• **Try it**: Reproduce the listing below precisely, leaving every line intact.

--- Input ---

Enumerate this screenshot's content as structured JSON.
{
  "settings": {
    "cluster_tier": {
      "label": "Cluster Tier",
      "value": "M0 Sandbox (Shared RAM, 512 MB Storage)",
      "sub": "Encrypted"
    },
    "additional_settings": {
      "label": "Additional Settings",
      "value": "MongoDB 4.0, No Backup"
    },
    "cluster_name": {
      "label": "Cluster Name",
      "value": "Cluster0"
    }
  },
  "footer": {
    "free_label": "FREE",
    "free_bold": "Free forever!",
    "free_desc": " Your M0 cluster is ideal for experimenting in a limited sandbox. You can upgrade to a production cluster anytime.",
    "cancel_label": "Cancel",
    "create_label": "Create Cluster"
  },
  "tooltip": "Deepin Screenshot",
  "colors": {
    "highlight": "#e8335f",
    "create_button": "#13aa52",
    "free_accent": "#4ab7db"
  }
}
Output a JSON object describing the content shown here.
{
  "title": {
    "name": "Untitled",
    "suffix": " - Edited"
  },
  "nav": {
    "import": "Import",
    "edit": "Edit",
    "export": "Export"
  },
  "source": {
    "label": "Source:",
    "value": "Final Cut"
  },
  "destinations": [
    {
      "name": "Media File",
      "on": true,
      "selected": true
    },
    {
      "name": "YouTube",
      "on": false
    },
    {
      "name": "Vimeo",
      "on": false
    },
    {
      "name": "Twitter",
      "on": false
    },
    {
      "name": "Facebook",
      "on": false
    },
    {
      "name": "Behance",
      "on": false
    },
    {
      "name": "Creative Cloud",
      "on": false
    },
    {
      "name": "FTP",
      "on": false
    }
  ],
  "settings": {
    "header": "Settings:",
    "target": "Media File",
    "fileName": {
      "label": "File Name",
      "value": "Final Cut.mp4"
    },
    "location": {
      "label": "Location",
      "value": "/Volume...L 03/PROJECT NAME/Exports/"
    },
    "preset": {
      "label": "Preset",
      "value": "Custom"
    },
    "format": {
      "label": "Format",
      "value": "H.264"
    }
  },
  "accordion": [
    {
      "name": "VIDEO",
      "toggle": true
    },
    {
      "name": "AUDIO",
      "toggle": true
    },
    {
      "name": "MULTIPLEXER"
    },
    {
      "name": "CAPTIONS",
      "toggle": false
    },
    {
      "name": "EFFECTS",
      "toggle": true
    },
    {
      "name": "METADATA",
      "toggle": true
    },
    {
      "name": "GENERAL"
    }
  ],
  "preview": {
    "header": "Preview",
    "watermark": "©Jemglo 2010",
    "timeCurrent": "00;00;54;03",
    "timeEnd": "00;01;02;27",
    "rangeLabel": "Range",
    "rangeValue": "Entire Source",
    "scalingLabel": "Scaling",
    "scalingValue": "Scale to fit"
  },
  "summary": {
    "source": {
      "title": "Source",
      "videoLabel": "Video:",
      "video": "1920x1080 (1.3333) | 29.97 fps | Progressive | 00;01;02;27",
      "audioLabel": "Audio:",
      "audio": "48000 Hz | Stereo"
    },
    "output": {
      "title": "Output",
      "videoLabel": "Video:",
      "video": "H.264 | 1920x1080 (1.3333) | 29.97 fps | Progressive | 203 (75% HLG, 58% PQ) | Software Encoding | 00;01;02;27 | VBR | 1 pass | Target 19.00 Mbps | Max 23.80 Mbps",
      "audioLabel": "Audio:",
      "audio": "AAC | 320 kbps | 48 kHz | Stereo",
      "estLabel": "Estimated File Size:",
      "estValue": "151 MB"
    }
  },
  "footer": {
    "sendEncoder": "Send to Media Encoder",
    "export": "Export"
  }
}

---

• **Exercise output**:
Enumerate this screenshot's content as structured JSON.
{
  "settings": {
    "cluster_tier": {
      "label": "Cluster Tier",
      "value": "M0 Sandbox (Shared RAM, 512 MB Storage)",
      "sub": "Encrypted"
    },
    "additional_settings": {
      "label": "Additional Settings",
      "value": "MongoDB 4.0, No Backup"
    },
    "cluster_name": {
      "label": "Cluster Name",
      "value": "Cluster0"
    }
  },
  "footer": {
    "free_label": "FREE",
    "free_bold": "Free forever!",
    "free_desc": " Your M0 cluster is ideal for experimenting in a limited sandbox. You can upgrade to a production cluster anytime.",
    "cancel_label": "Cancel",
    "create_label": "Create Cluster"
  },
  "tooltip": "Deepin Screenshot",
  "colors": {
    "highlight": "#e8335f",
    "create_button": "#13aa52",
    "free_accent": "#4ab7db"
  }
}
Output a JSON object describing the content shown here.
{
  "title": {
    "name": "Untitled",
    "suffix": " - Edited"
  },
  "nav": {
    "import": "Import",
    "edit": "Edit",
    "export": "Export"
  },
  "source": {
    "label": "Source:",
    "value": "Final Cut"
  },
  "destinations": [
    {
      "name": "Media File",
      "on": true,
      "selected": true
    },
    {
      "name": "YouTube",
      "on": false
    },
    {
      "name": "Vimeo",
      "on": false
    },
    {
      "name": "Twitter",
      "on": false
    },
    {
      "name": "Facebook",
      "on": false
    },
    {
      "name": "Behance",
      "on": false
    },
    {
      "name": "Creative Cloud",
      "on": false
    },
    {
      "name": "FTP",
      "on": false
    }
  ],
  "settings": {
    "header": "Settings:",
    "target": "Media File",
    "fileName": {
      "label": "File Name",
      "value": "Final Cut.mp4"
    },
    "location": {
      "label": "Location",
      "value": "/Volume...L 03/PROJECT NAME/Exports/"
    },
    "preset": {
      "label": "Preset",
      "value": "Custom"
    },
    "format": {
      "label": "Format",
      "value": "H.264"
    }
  },
  "accordion": [
    {
      "name": "VIDEO",
      "toggle": true
    },
    {
      "name": "AUDIO",
      "toggle": true
    },
    {
      "name": "MULTIPLEXER"
    },
    {
      "name": "CAPTIONS",
      "toggle": false
    },
    {
      "name": "EFFECTS",
      "toggle": true
    },
    {
      "name": "METADATA",
      "toggle": true
    },
    {
      "name": "GENERAL"
    }
  ],
  "preview": {
    "header": "Preview",
    "watermark": "©Jemglo 2010",
    "timeCurrent": "00;00;54;03",
    "timeEnd": "00;01;02;27",
    "rangeLabel": "Range",
    "rangeValue": "Entire Source",
    "scalingLabel": "Scaling",
    "scalingValue": "Scale to fit"
  },
  "summary": {
    "source": {
      "title": "Source",
      "videoLabel": "Video:",
      "video": "1920x1080 (1.3333) | 29.97 fps | Progressive | 00;01;02;27",
      "audioLabel": "Audio:",
      "audio": "48000 Hz | Stereo"
    },
    "output": {
      "title": "Output",
      "videoLabel": "Video:",
      "video": "H.264 | 1920x1080 (1.3333) | 29.97 fps | Progressive | 203 (75% HLG, 58% PQ) | Software Encoding | 00;01;02;27 | VBR | 1 pass | Target 19.00 Mbps | Max 23.80 Mbps",
      "audioLabel": "Audio:",
      "audio": "AAC | 320 kbps | 48 kHz | Stereo",
      "estLabel": "Estimated File Size:",
      "estValue": "151 MB"
    }
  },
  "footer": {
    "sendEncoder": "Send to Media Encoder",
    "export": "Export"
  }
}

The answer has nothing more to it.